Convergence of National Power Required to Win War, Admiral Says
By Steven Donald Smith
American Forces Press Service
WASHINGTON, June 7, 2006 It is not enough to win tactical engagements in the war against terror -- the United States and its allies must win the peace, the vice chairman of the Joint Chiefs of Staff told the National Defense University's 2006 graduating class today.
Navy Adm. Edmund P. Giambastiani, vice chairman of the Joint Chiefs of Staff (left), congratulates a student at the National Defense University's graduation ceremony, June 7. Photo by Steven Donald Smith
(Click photo for screen-resolution image);high-resolution image available.
Cultivating international partnerships and facilitating strong cooperation throughout the U.S. government to maximize all of the country's instruments of national power are critical to ultimate success, Navy Adm. Edmund P. Giambastiani said during his remarks at the university, which is located on the grounds of Fort McNair here.
"Without these we find ourselves winning tactical military or other government engagements, but unable to win the peace that is our core national interest," he said. "Building a deployable, sustainable civilian capability in finance, justice, agriculture, commerce, and health, as a capable partner with the joint force, is one of the biggest challenges we face as a government."
The mission of the National Defense University is exactly that, he said.
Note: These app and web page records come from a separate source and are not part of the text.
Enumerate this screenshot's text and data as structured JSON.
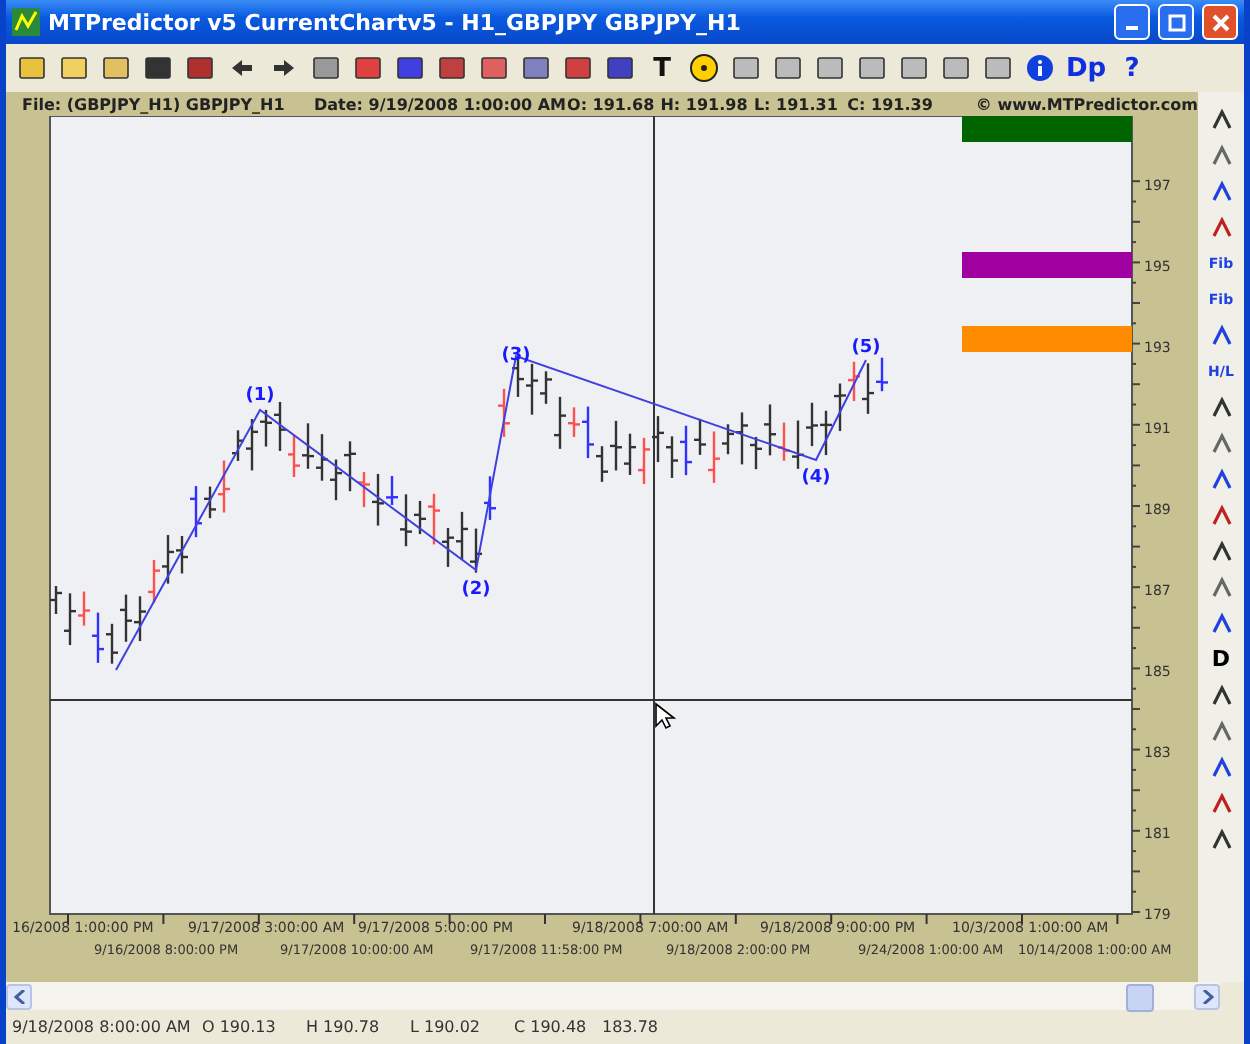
{
  "window": {
    "title": "MTPredictor v5 CurrentChartv5 - H1_GBPJPY GBPJPY_H1"
  },
  "toolbar_text_buttons": [
    "T",
    "Dp",
    "?"
  ],
  "chart_header": {
    "file": "File: (GBPJPY_H1) GBPJPY_H1",
    "date": "Date: 9/19/2008 1:00:00 AM",
    "open": "O:  191.68",
    "high": "H:  191.98",
    "low": "L:  191.31",
    "close": "C:  191.39",
    "copyright": "© www.MTPredictor.com"
  },
  "price_axis": [
    "197",
    "195",
    "193",
    "191",
    "189",
    "187",
    "185",
    "183",
    "181",
    "179"
  ],
  "time_axis_upper": [
    "16/2008 1:00:00 PM",
    "9/17/2008 3:00:00 AM",
    "9/17/2008 5:00:00 PM",
    "9/18/2008 7:00:00 AM",
    "9/18/2008 9:00:00 PM",
    "10/3/2008 1:00:00 AM"
  ],
  "time_axis_lower": [
    "9/16/2008 8:00:00 PM",
    "9/17/2008 10:00:00 AM",
    "9/17/2008 11:58:00 PM",
    "9/18/2008 2:00:00 PM",
    "9/24/2008 1:00:00 AM",
    "10/14/2008 1:00:00 AM"
  ],
  "wave_labels": [
    "(1)",
    "(2)",
    "(3)",
    "(4)",
    "(5)"
  ],
  "target_zones": [
    {
      "color": "#006400"
    },
    {
      "color": "#a000a0"
    },
    {
      "color": "#ff8c00"
    }
  ],
  "right_toolbar_texts": [
    "Fib",
    "Fib",
    "H/L",
    "D"
  ],
  "status_bar": [
    "9/18/2008 8:00:00 AM",
    "O 190.13",
    "H 190.78",
    "L 190.02",
    "C 190.48",
    "183.78"
  ]
}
The institution's charge is to prepare military and civilian leaders from the United States and other countries to address national and international security challenges through multi-disciplinary educational programs, research, professional exchanges and outreach.
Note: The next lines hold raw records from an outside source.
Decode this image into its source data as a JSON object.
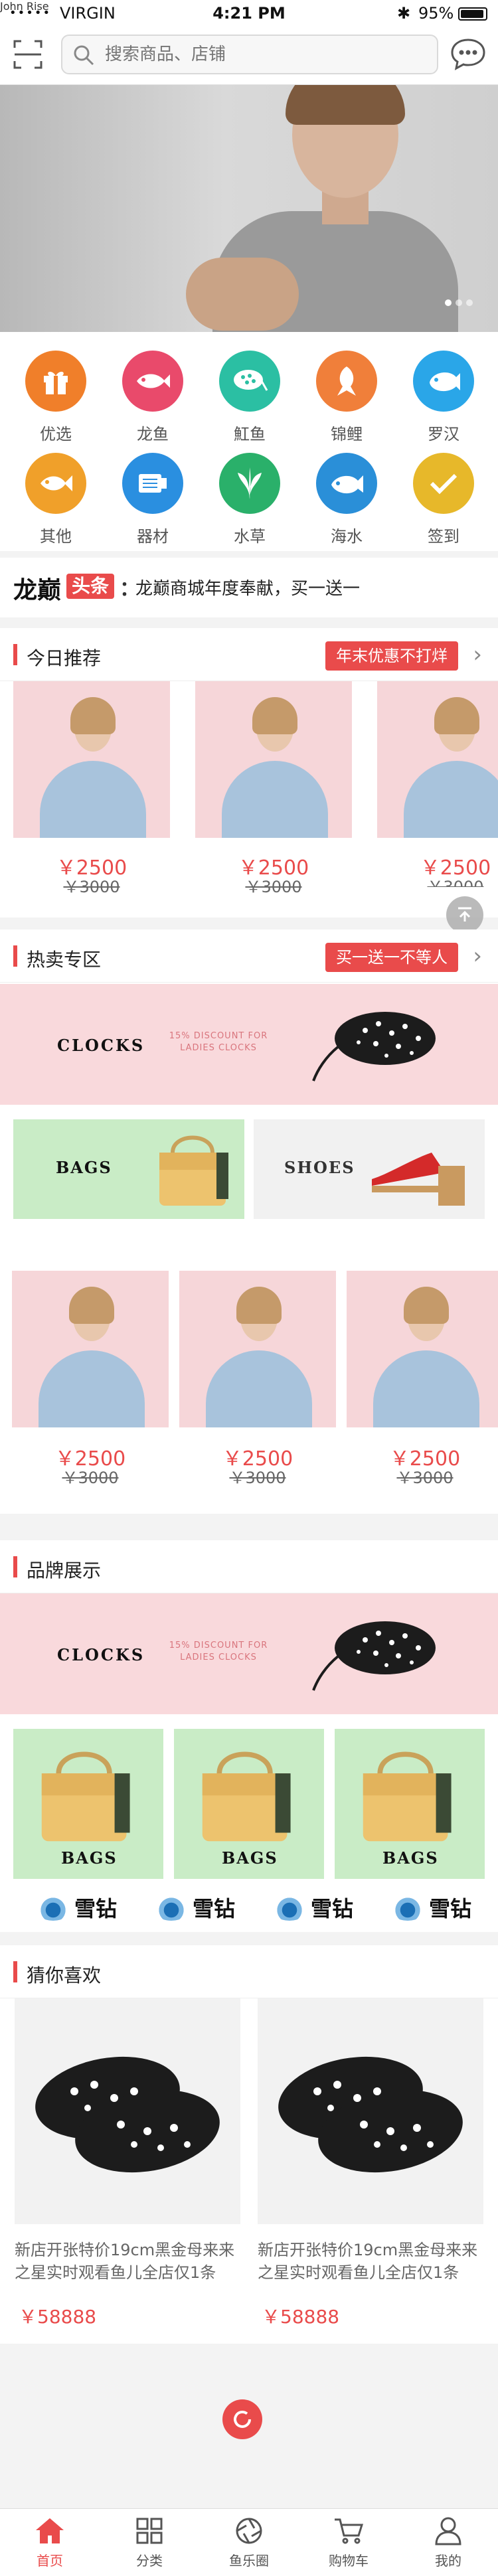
{
  "status_bar": {
    "signal": "•••••",
    "carrier": "VIRGIN",
    "time": "4:21 PM",
    "battery": "95%"
  },
  "search": {
    "placeholder": "搜索商品、店铺"
  },
  "banner": {
    "title": "John Rise",
    "slide_count": 3,
    "active_slide": 1
  },
  "categories": [
    {
      "label": "优选",
      "color": "#f07f2a",
      "icon": "gift-icon"
    },
    {
      "label": "龙鱼",
      "color": "#e94a6b",
      "icon": "arowana-icon"
    },
    {
      "label": "魟鱼",
      "color": "#2bbfa3",
      "icon": "stingray-icon"
    },
    {
      "label": "锦鲤",
      "color": "#f07f3a",
      "icon": "koi-icon"
    },
    {
      "label": "罗汉",
      "color": "#2aa6e8",
      "icon": "flowerhorn-icon"
    },
    {
      "label": "其他",
      "color": "#f0a02a",
      "icon": "fish-icon"
    },
    {
      "label": "器材",
      "color": "#2a8fe0",
      "icon": "equipment-icon"
    },
    {
      "label": "水草",
      "color": "#2ab06a",
      "icon": "plant-icon"
    },
    {
      "label": "海水",
      "color": "#2a8fd8",
      "icon": "marine-fish-icon"
    },
    {
      "label": "签到",
      "color": "#e7b82a",
      "icon": "checkin-icon"
    }
  ],
  "headline": {
    "brand": "龙巅",
    "tag": "头条",
    "colon": "：",
    "text": "龙巅商城年度奉献，买一送一"
  },
  "today": {
    "title": "今日推荐",
    "promo": "年末优惠不打烊",
    "products": [
      {
        "price": "￥2500",
        "original": "￥3000"
      },
      {
        "price": "￥2500",
        "original": "￥3000"
      },
      {
        "price": "￥2500",
        "original": "￥3000"
      }
    ]
  },
  "hot": {
    "title": "热卖专区",
    "promo": "买一送一不等人",
    "clocks_label": "CLOCKS",
    "clocks_discount": "15% DISCOUNT FOR LADIES CLOCKS",
    "bags_label": "BAGS",
    "shoes_label": "SHOES",
    "products": [
      {
        "price": "￥2500",
        "original": "￥3000"
      },
      {
        "price": "￥2500",
        "original": "￥3000"
      },
      {
        "price": "￥2500",
        "original": "￥3000"
      }
    ]
  },
  "brands": {
    "title": "品牌展示",
    "clocks_label": "CLOCKS",
    "clocks_discount": "15% DISCOUNT FOR LADIES CLOCKS",
    "bags": [
      "BAGS",
      "BAGS",
      "BAGS"
    ],
    "logos": [
      "雪钻",
      "雪钻",
      "雪钻",
      "雪钻"
    ]
  },
  "guess": {
    "title": "猜你喜欢",
    "items": [
      {
        "desc": "新店开张特价19cm黑金母来来之星实时观看鱼儿全店仅1条",
        "price": "￥58888"
      },
      {
        "desc": "新店开张特价19cm黑金母来来之星实时观看鱼儿全店仅1条",
        "price": "￥58888"
      }
    ]
  },
  "tabs": [
    {
      "label": "首页",
      "icon": "home-icon",
      "active": true
    },
    {
      "label": "分类",
      "icon": "grid-icon",
      "active": false
    },
    {
      "label": "鱼乐圈",
      "icon": "aperture-icon",
      "active": false
    },
    {
      "label": "购物车",
      "icon": "cart-icon",
      "active": false
    },
    {
      "label": "我的",
      "icon": "user-icon",
      "active": false
    }
  ],
  "colors": {
    "accent": "#e94b4b",
    "pink_bg": "#f9d9dc",
    "green_bg": "#c9ecc6"
  }
}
Today's graduation ceremony included the distribution of 513 master's degrees to a combined class of the Industrial College of the Armed Forces and the National War College, both part of NDU. Fifty-two foreign nationals were among the graduates, including the first graduates from Iraq, Afghanistan and Mongolia.
The school's master's program is a one-year intensive study program, normally made up of mid-level government and military personnel.
Air Force Lt. Gen. Michael M. Dunn, president of NDU, said this year's graduating class is probably one of the most "serious" and "spirited groups" in a decade. "Their collective energy and sense of purpose has been driven by world events," he said.
Giambastiani said the free world faces challenges that are greater even than those faced during the Cold War. "Today our enemy wears no uniform and defends no borders. He is unrestrained by no government or the laws of armed conflict. This presents all of us with enormous challenges," the admiral said.
The United States and its allies are already heavily engaged in meeting these challenges head-on. "In Afghanistan and Iraq, with our coalition partners, we are engaged in a continuing struggle to establish a decent society at peace with itself and its neighbors," Giambastiani said. "We are working around the world to build partner capacity to eliminate terrorists and criminal havens, to respond to natural disasters and humanitarian crises, and finally to extend the rule of law."
In addition, the United States is in the process of a military transformation. "This is a big agenda," the admiral said. "As big as any in my 40 years in uniform."
He urged the graduating students to go out into the world and solve problems. "Of whom much is given, much will be required," he said. "Our nation and our world need your skill, your talent, your wisdom, and your energy."
Also attending the ceremony was retired Air Force Lt. Gen. Brent Scowcroft, who received an honorary doctorate from NDU today. Scowcroft served as national security adviser to Presidents Gerald Ford and George H.W. Bush, and is an NDU graduate.
Scowcroft said he has received many honorary degrees in his life but today's was particularly humbling. "One of the most rewarding experiences of my career was when I sat where you are now," he told the graduates. "The year at the War College, in retrospect, was the foundation for the few things I've accomplished since then."